A COUNCILLOR has called for the road drainage system to be checked after Musselburgh was hit by flooding on Saturday evening.

Musselburgh ward councillor Katie Mackie described the scenes of flooded streets in the Honest Toun after a heavy downpour as “shocking”.

She is now calling for funding to be targeted at improving local drainage systems and gullies if a problem is identified.

She told the Courier: “Fortunately it appears on this occasion no significant damage was done and East Lothian Council was on hand to remove flood water. But, in order to avoid a repeat of Saturday night’s flooding, we need to ensure that the road drainage system is checked and funding is targeted where the need is greatest.”

Torrential downpours in a short space of time caused the flooding due to excess surface water.

Problems at the Wallyford roundabout, Millhill, Stoneybank Terrace, New Street, Eskside East and Windsor Gardens were reported to East Lothian Council’s contact centre.

The council’s emergency response team attended call-outs.

A council spokeswoman said: “Our contact centre received a number of calls from 7pm until 10.30pm regarding surface water flooding on Saturday.”

She stressed that the River Esk did not burst its banks, adding: “Very heavy rainfall in a short period of time led to excess surface water, which took time to dissipate.

“Gully motors were used in locations where reports had been received at our contact centre.

“We remained in regular contact with SEPA and the Met Office over the weekend to monitor expected rainfall and its impact on water levels, and therefore the public.

“We work with partners to prepare for, monitor and respond to flood incidents and have also been working closely with communities across East Lothian to build resilience in the event of flooding or other adverse conditions. These plans served us well once again.”

Ward councillor Andy Forrest said: “The flooding in Musselburgh was caused by exceptional rainfall.

“Drainage systems in place by both Scottish Water and East Lothian Council could not cope with such a sudden and intense downpour, which was more or less what happened around the rest of Scotland.

“Our staff responded to reports of flooding and road services had two gully vehicles out to clear any blocked gullies but the water in Musselburgh cleared very quickly after the torrential rain stopped.”

Meanwhile, a preferred multi-million-pound flood prevention scheme to safeguard Musselburgh against extreme weather will be unveiled in November.

A briefing earlier this month for councillors and council officials at The Brunton heard that the plan would be presented to a meeting of East Lothian Council’s cabinet.

More than 250 people also visited a two-day public exhibition on the scheme – 85 people who gave feedback were in favour of a flood protection scheme and five against.

This followed a public exhibition in February, taking the total number of people consulted this year to 500.

Modelling used looked at not only the main flood risks from the Esk and the Firth of Forth but also scenarios where a river flood event coincided with a high sea level.

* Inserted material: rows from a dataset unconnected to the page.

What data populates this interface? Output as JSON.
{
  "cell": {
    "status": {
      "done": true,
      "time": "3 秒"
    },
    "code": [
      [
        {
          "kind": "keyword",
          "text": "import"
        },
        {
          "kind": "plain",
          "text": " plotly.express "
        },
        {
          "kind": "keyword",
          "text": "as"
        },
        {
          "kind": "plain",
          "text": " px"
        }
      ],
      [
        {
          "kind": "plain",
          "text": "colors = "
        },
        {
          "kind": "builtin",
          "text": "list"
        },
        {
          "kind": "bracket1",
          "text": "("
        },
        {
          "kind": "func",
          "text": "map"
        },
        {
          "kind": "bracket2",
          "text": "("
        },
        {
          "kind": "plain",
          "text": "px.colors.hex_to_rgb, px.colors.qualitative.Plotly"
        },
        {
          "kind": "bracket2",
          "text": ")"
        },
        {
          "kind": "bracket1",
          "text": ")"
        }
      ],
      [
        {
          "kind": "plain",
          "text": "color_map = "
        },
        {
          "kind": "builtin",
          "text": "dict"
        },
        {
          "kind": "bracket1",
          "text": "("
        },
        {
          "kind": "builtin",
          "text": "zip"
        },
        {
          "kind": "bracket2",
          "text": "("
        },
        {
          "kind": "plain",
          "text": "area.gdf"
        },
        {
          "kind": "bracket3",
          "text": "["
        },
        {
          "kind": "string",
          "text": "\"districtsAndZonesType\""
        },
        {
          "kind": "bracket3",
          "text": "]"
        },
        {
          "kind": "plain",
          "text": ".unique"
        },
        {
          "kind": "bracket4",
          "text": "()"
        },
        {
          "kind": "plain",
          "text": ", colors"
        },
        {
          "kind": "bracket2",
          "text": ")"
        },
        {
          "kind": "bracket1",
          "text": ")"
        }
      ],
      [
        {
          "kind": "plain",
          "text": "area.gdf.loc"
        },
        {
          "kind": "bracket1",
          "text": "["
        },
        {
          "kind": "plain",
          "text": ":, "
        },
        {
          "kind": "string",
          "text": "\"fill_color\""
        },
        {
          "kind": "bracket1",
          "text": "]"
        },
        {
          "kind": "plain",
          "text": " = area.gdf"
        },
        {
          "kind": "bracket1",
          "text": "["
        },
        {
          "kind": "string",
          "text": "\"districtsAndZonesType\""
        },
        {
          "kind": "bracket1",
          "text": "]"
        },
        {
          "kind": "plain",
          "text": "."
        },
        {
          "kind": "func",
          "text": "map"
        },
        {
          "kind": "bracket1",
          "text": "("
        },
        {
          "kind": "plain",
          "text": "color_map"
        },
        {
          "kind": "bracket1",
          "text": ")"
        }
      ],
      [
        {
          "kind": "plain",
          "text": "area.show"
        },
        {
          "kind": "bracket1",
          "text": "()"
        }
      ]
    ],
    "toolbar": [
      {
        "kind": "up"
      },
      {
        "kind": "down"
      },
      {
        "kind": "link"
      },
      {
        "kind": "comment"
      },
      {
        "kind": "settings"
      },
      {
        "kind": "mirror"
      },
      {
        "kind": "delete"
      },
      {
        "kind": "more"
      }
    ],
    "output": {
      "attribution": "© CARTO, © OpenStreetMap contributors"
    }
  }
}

Consultants are now pushing forward to come up with a preferred scheme which would exceed the initial £8.9 million costing from 2016, with a financial split of 80 per cent from the Scottish Government and 20 per cent from the council.

Feasible options include direct defences such as walls and embankments, looking at taking out weirs and bridges, modifying and raising them, or putting new ones back, and using pumping stations to take water out to sea.

Removing the centuries-old mill lade, which runs from Eskmills through the town, or carrying out work to reduce its flood risk, installing flood gates and dredging, are other options being looked at.